Excerpted records:
◆ ◆ ◆ ◆ ◆ ◆ ◆
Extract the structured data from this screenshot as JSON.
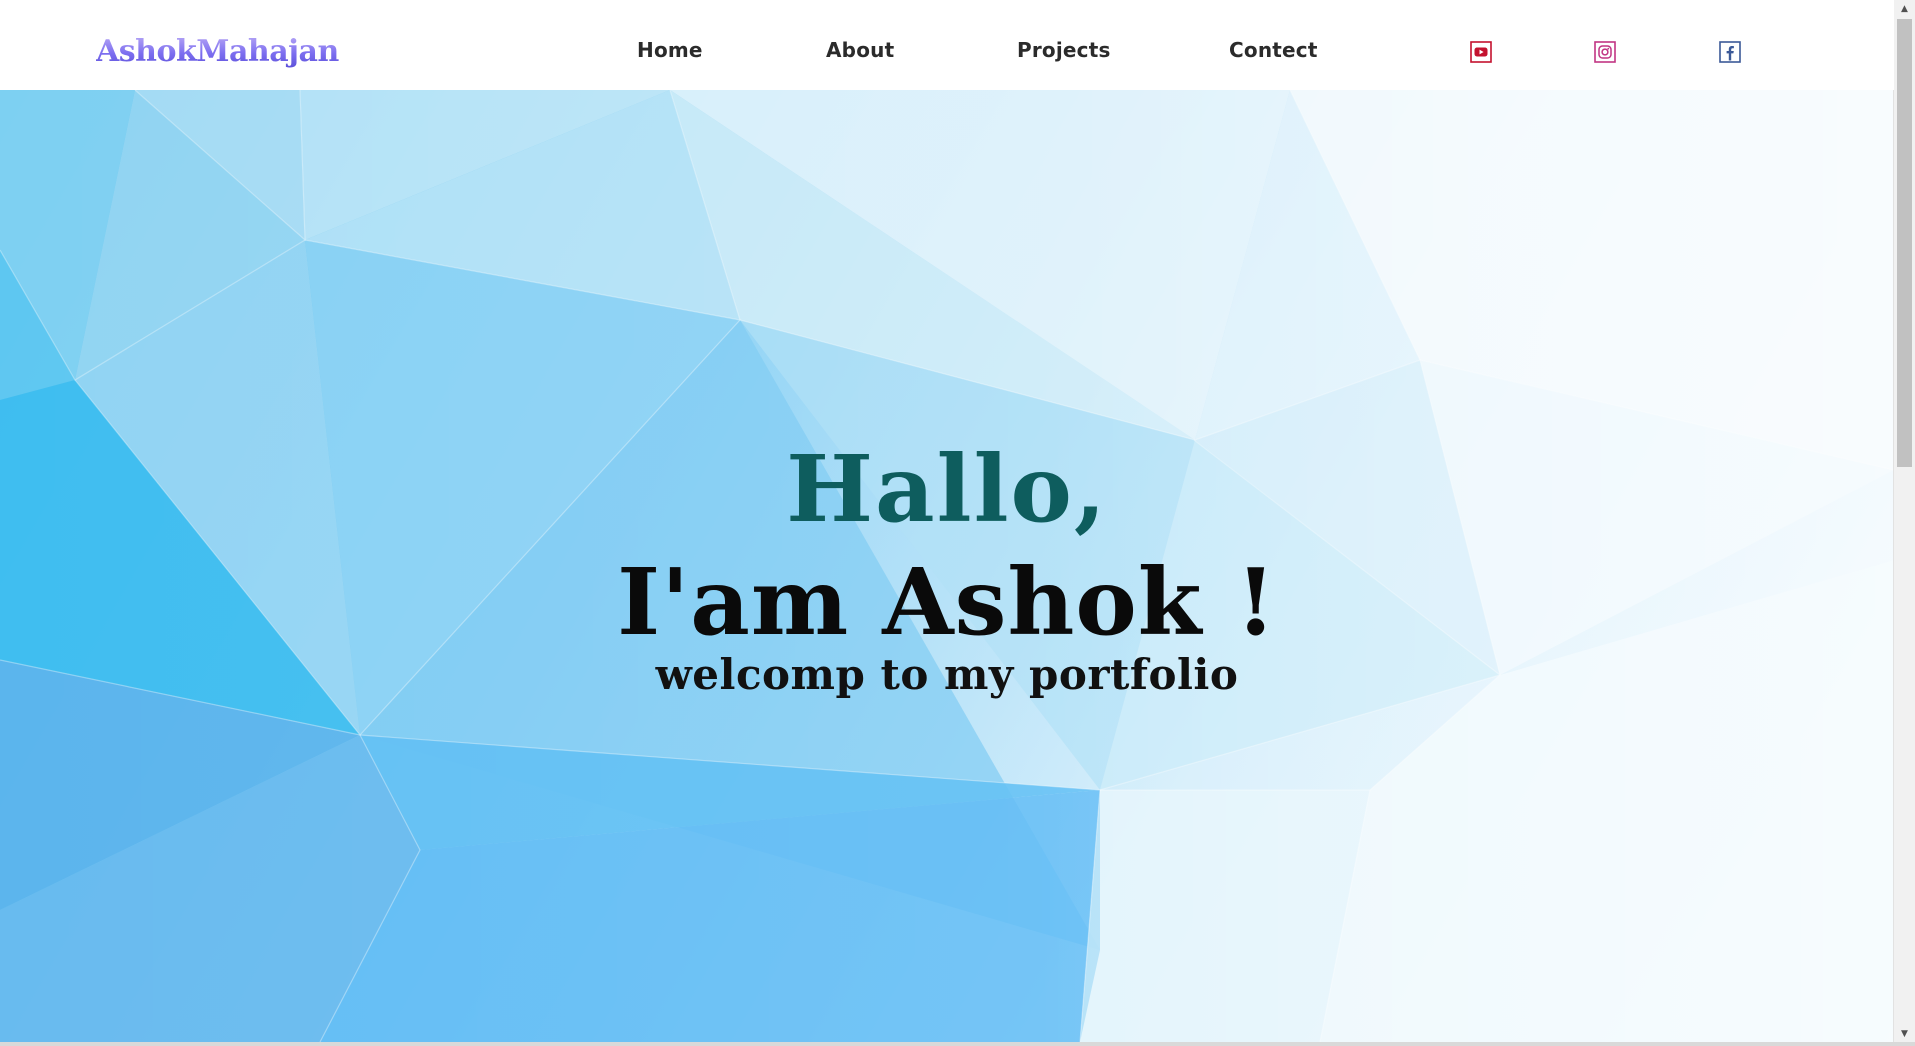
{
  "navbar": {
    "logo": "AshokMahajan",
    "links": [
      {
        "label": "Home"
      },
      {
        "label": "About"
      },
      {
        "label": "Projects"
      },
      {
        "label": "Contect"
      }
    ],
    "social": [
      {
        "icon": "youtube-icon",
        "color": "#c4122f"
      },
      {
        "icon": "instagram-icon",
        "color": "#c13584"
      },
      {
        "icon": "facebook-icon",
        "color": "#3b5998"
      }
    ]
  },
  "hero": {
    "greeting": "Hallo,",
    "headline": "I'am Ashok !",
    "subline": "welcomp to my portfolio"
  },
  "colors": {
    "greeting": "#0e5d5e",
    "headline": "#0a0a0a",
    "logo_gradient": [
      "#b9a9f5",
      "#5a4fd8"
    ]
  }
}
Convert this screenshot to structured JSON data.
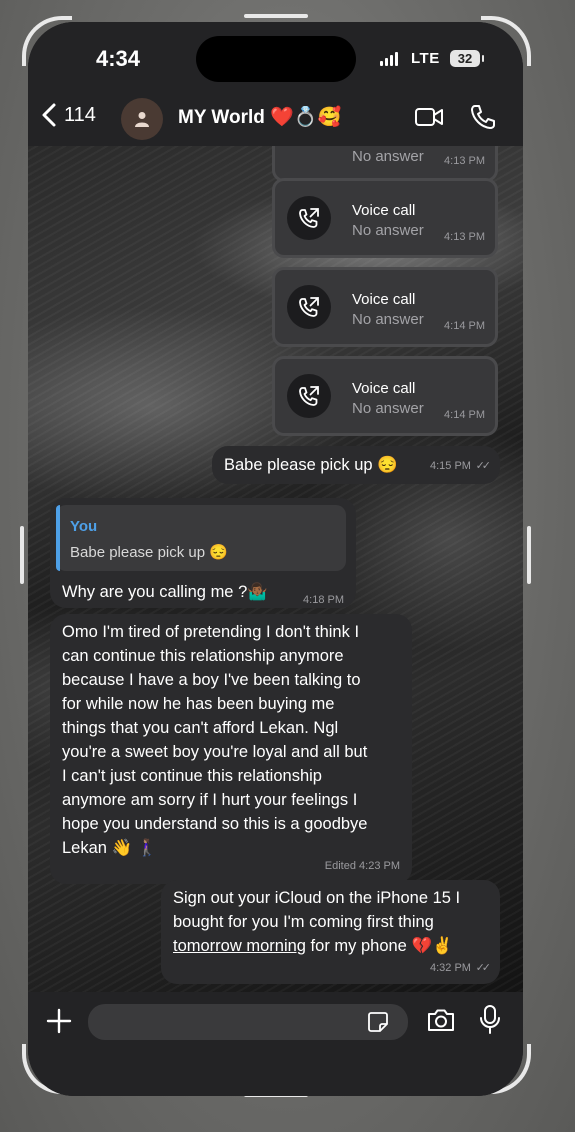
{
  "status_bar": {
    "time": "4:34",
    "network": "LTE",
    "battery": "32"
  },
  "header": {
    "back_count": "114",
    "chat_title": "MY World ❤️💍🥰"
  },
  "messages": {
    "partial_call": {
      "status": "No answer",
      "time": "4:13 PM"
    },
    "calls": [
      {
        "title": "Voice call",
        "status": "No answer",
        "time": "4:13 PM"
      },
      {
        "title": "Voice call",
        "status": "No answer",
        "time": "4:14 PM"
      },
      {
        "title": "Voice call",
        "status": "No answer",
        "time": "4:14 PM"
      }
    ],
    "out1": {
      "text": "Babe please pick up 😔",
      "time": "4:15 PM"
    },
    "in1": {
      "reply_name": "You",
      "reply_text": "Babe please pick up 😔",
      "text": "Why are you calling me ?🤷🏾‍♂️",
      "time": "4:18 PM"
    },
    "in2": {
      "lines": [
        "Omo I'm tired of pretending I don't think I",
        "can continue this relationship anymore",
        "because I have a  boy I've been talking to",
        "for while now he has been buying me",
        "things that you can't afford Lekan. Ngl",
        "you're a sweet boy you're loyal and all but",
        "I can't just continue this relationship",
        "anymore am sorry if I hurt your feelings I",
        "hope you understand so this is a goodbye",
        "Lekan 👋 🚶🏽‍♀️"
      ],
      "time": "Edited 4:23 PM"
    },
    "out2": {
      "line1": "Sign out your iCloud on the iPhone 15 I",
      "line2": "bought for you I'm coming first thing",
      "line3_underlined": "tomorrow morning",
      "line3_rest": " for my phone 💔✌️",
      "time": "4:32 PM"
    }
  },
  "composer": {
    "placeholder": ""
  },
  "colors": {
    "accent": "#4ea0e8",
    "bubble": "#2b2b2d",
    "call_bubble": "#38383a"
  }
}
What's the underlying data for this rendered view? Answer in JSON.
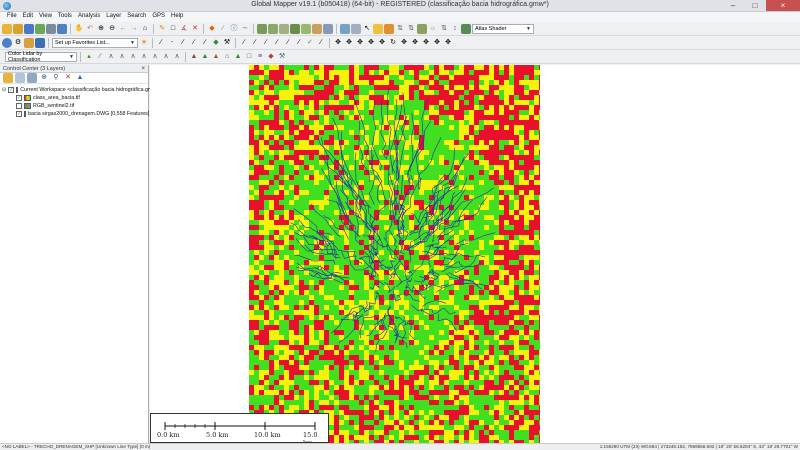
{
  "window": {
    "title": "Global Mapper v19.1 (b050418) (64-bit) - REGISTERED (classificação bacia hidrográfica.gmw*)"
  },
  "menu": [
    "File",
    "Edit",
    "View",
    "Tools",
    "Analysis",
    "Layer",
    "Search",
    "GPS",
    "Help"
  ],
  "toolbar": {
    "shader_select": "Atlas Shader",
    "favorites_select": "Set up Favorites List...",
    "lidar_select": "Color Lidar by Classification"
  },
  "control_center": {
    "title": "Control Center (3 Layers)",
    "close": "×",
    "workspace": "Current Workspace <classificação bacia hidrográfica.gmw>",
    "layers": [
      {
        "name": "class_area_bacia.tif",
        "checked": true
      },
      {
        "name": "RGB_sentinel2.tif",
        "checked": false
      },
      {
        "name": "bacia sirgas2000_drenagem.DWG [0,558 Features]",
        "checked": true
      }
    ]
  },
  "scale_bar": {
    "labels": [
      "0.0 km",
      "5.0 km",
      "10.0 km",
      "15.0 km"
    ]
  },
  "status": {
    "left": "<NO LABEL> - TRECHO_DRENAGEM_SHP [Unknown Line Type] (0 m)",
    "right": "1:159290  UTM (23)  WGS84  | 273249.182, 7969556.693 | 18° 20' 56.6204\" S, 43° 18' 29.7701\" W"
  },
  "colors": {
    "red": "#e8102a",
    "yellow": "#f6f20a",
    "green": "#40e020",
    "blue": "#2a2aa8",
    "close": "#c75050"
  }
}
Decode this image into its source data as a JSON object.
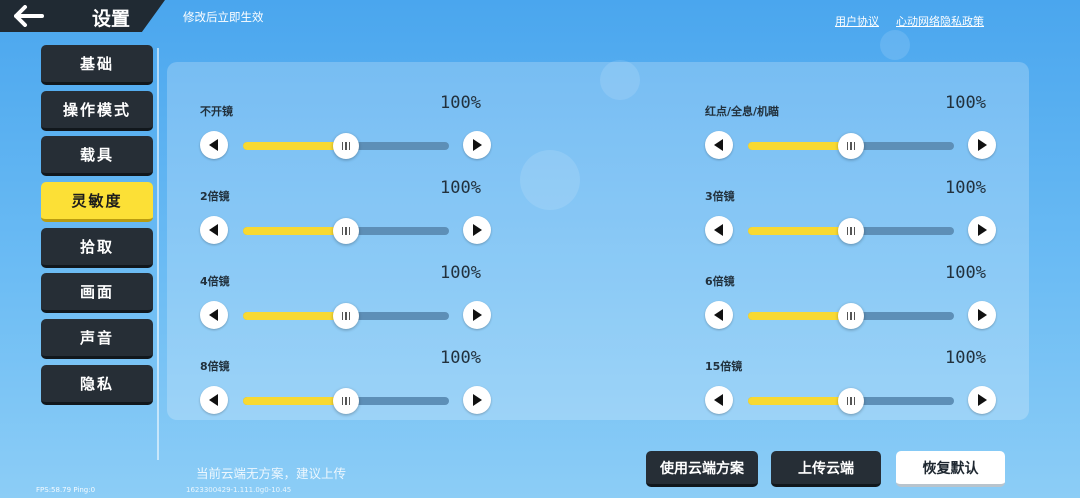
{
  "header": {
    "title": "设置",
    "hint": "修改后立即生效",
    "links": [
      "用户协议",
      "心动网络隐私政策"
    ]
  },
  "sidebar": {
    "items": [
      {
        "label": "基础"
      },
      {
        "label": "操作模式"
      },
      {
        "label": "载具"
      },
      {
        "label": "灵敏度",
        "active": true
      },
      {
        "label": "拾取"
      },
      {
        "label": "画面"
      },
      {
        "label": "声音"
      },
      {
        "label": "隐私"
      }
    ]
  },
  "sliders": [
    {
      "label": "不开镜",
      "value": "100%",
      "level": 0.5
    },
    {
      "label": "红点/全息/机瞄",
      "value": "100%",
      "level": 0.5
    },
    {
      "label": "2倍镜",
      "value": "100%",
      "level": 0.5
    },
    {
      "label": "3倍镜",
      "value": "100%",
      "level": 0.5
    },
    {
      "label": "4倍镜",
      "value": "100%",
      "level": 0.5
    },
    {
      "label": "6倍镜",
      "value": "100%",
      "level": 0.5
    },
    {
      "label": "8倍镜",
      "value": "100%",
      "level": 0.5
    },
    {
      "label": "15倍镜",
      "value": "100%",
      "level": 0.5
    }
  ],
  "footer": {
    "cloud_note": "当前云端无方案，建议上传",
    "use_cloud_label": "使用云端方案",
    "upload_label": "上传云端",
    "restore_label": "恢复默认",
    "fps": "FPS:58.79 Ping:0",
    "build": "1623300429-1.111.0g0-10.45"
  },
  "colors": {
    "accent_yellow": "#fce036",
    "dark_button": "#262e36",
    "track": "#5d8fb7"
  },
  "icons": {
    "back": "back-arrow-icon",
    "decrease": "left-triangle-icon",
    "increase": "right-triangle-icon"
  }
}
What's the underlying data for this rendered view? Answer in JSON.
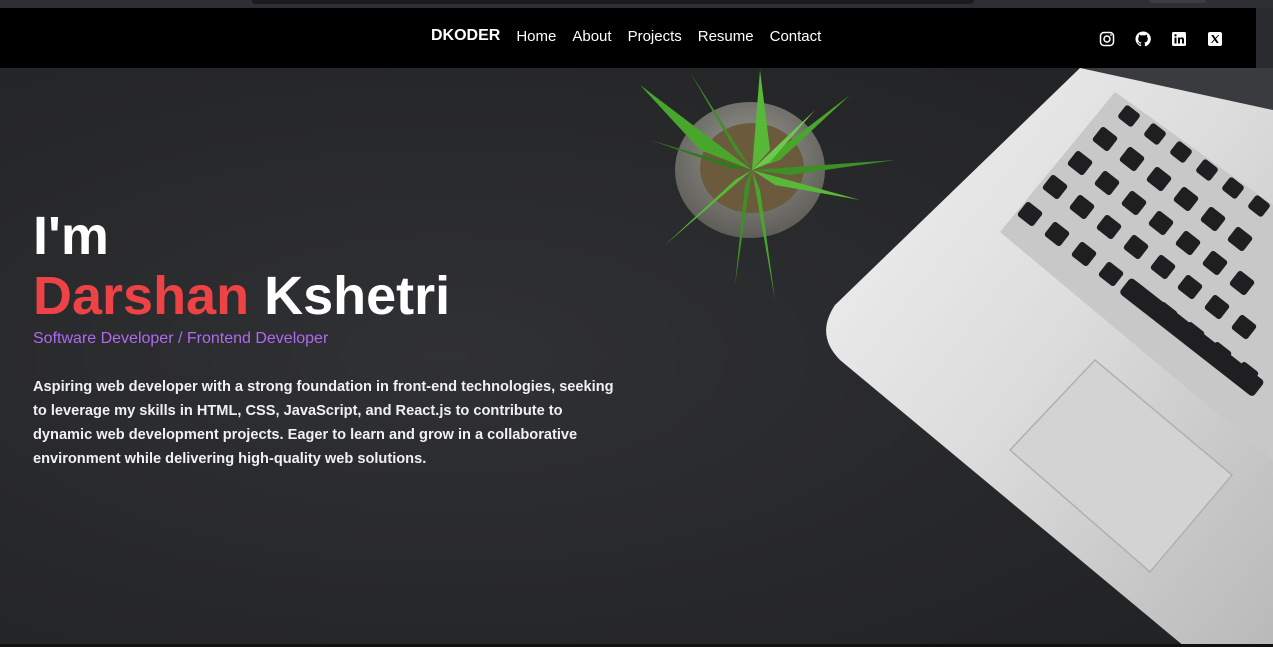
{
  "nav": {
    "brand": "DKODER",
    "links": [
      "Home",
      "About",
      "Projects",
      "Resume",
      "Contact"
    ]
  },
  "socials": [
    "instagram-icon",
    "github-icon",
    "linkedin-icon",
    "x-icon"
  ],
  "hero": {
    "intro": "I'm",
    "first_name": "Darshan",
    "last_name": "Kshetri",
    "subtitle": "Software Developer / Frontend Developer",
    "bio": "Aspiring web developer with a strong foundation in front-end technologies, seeking to leverage my skills in HTML, CSS, JavaScript, and React.js to contribute to dynamic web development projects. Eager to learn and grow in a collaborative environment while delivering high-quality web solutions."
  },
  "colors": {
    "accent_red": "#ee4346",
    "accent_purple": "#b069f0",
    "navbar": "#000000"
  }
}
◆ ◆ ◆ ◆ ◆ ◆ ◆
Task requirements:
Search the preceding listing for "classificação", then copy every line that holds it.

Answer space:
    "title": "Global Mapper v19.1 (b050418) (64-bit) - REGISTERED (classificação bacia hidrográfica.gmw*)"
    "workspace": "Current Workspace <classificação bacia hidrográfica.gmw>",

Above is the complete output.